§ EXERCISE
Go through the material and pull out every line with the string "Distribuidora" in it.

§ RECORDED INFORMATION
........
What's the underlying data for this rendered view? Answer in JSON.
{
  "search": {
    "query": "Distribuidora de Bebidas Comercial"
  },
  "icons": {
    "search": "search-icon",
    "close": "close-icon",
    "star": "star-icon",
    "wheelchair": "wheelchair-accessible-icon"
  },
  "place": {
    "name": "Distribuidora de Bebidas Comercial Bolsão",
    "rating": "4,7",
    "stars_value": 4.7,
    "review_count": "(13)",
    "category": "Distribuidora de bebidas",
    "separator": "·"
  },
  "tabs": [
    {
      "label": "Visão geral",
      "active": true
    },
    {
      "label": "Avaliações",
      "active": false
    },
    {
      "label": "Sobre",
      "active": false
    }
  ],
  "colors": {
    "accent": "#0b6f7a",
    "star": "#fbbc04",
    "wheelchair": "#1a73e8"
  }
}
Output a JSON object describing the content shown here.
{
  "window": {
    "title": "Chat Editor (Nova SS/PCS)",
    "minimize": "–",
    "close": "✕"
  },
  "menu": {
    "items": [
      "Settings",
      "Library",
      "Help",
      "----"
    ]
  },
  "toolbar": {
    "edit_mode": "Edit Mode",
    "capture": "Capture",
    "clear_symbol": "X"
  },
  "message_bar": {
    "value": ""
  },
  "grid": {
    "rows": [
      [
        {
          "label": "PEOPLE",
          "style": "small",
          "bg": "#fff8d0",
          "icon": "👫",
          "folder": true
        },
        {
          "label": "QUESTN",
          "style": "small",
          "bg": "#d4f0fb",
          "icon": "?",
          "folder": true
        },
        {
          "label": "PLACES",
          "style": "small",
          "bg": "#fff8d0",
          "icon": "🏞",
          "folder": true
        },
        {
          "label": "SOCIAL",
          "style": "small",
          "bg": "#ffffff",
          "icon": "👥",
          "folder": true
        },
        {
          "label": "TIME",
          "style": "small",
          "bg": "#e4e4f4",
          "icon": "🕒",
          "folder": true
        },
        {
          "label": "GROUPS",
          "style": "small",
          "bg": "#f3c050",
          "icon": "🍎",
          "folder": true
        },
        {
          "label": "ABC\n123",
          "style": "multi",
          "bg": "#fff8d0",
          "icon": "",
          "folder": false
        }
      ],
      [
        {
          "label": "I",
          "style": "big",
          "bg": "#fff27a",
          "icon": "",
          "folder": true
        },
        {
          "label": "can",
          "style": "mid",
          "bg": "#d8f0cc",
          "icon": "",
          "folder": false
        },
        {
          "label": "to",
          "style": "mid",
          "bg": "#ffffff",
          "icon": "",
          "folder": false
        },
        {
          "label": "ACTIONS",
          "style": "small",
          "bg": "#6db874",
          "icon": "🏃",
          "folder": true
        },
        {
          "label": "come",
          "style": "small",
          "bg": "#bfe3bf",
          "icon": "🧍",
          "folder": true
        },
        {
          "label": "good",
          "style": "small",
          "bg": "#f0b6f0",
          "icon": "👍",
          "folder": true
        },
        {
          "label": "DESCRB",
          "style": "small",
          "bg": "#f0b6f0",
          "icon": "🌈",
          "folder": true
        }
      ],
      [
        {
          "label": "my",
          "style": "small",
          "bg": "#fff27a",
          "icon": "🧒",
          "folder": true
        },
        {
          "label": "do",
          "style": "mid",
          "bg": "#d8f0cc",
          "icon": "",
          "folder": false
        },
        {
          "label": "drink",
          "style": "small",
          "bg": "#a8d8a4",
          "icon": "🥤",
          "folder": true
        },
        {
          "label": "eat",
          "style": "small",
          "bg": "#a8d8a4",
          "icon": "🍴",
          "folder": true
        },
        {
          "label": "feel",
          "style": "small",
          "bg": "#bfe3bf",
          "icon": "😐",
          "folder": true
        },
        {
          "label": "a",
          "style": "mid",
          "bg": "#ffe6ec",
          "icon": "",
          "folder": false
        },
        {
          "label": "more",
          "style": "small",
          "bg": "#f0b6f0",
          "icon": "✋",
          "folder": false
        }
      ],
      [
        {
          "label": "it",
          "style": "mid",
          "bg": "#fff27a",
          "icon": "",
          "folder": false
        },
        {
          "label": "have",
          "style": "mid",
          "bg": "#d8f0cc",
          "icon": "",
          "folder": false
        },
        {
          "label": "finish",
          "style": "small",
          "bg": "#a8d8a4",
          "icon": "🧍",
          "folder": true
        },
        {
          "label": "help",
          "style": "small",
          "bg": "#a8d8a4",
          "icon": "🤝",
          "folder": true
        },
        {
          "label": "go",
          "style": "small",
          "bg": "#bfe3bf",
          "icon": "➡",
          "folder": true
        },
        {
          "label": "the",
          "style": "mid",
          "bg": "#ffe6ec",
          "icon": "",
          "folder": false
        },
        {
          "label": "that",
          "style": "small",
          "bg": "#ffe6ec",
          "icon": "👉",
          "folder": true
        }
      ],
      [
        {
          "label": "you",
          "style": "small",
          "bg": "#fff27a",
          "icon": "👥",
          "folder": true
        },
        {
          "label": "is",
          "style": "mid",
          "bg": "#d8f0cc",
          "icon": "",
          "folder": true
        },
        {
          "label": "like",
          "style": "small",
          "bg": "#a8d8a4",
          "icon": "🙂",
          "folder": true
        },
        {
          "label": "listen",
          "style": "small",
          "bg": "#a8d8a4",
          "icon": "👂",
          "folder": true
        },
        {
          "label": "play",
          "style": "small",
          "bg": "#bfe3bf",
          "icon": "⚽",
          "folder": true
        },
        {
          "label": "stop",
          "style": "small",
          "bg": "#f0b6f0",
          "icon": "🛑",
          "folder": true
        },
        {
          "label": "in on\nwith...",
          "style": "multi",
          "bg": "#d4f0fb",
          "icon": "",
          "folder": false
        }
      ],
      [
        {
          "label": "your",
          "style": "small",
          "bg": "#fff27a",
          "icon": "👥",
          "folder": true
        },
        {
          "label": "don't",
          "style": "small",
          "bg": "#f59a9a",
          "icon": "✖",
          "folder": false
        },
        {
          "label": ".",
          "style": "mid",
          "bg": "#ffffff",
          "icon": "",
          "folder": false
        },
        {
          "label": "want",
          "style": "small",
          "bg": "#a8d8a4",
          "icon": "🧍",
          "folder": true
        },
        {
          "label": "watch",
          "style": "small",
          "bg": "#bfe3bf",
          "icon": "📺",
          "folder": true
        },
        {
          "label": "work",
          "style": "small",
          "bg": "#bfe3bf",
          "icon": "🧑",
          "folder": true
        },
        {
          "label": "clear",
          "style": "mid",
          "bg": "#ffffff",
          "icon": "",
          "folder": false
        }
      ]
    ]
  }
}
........
§ TASK OUTPUT
    "query": "Distribuidora de Bebidas Comercial"
    "name": "Distribuidora de Bebidas Comercial Bolsão",
    "category": "Distribuidora de bebidas",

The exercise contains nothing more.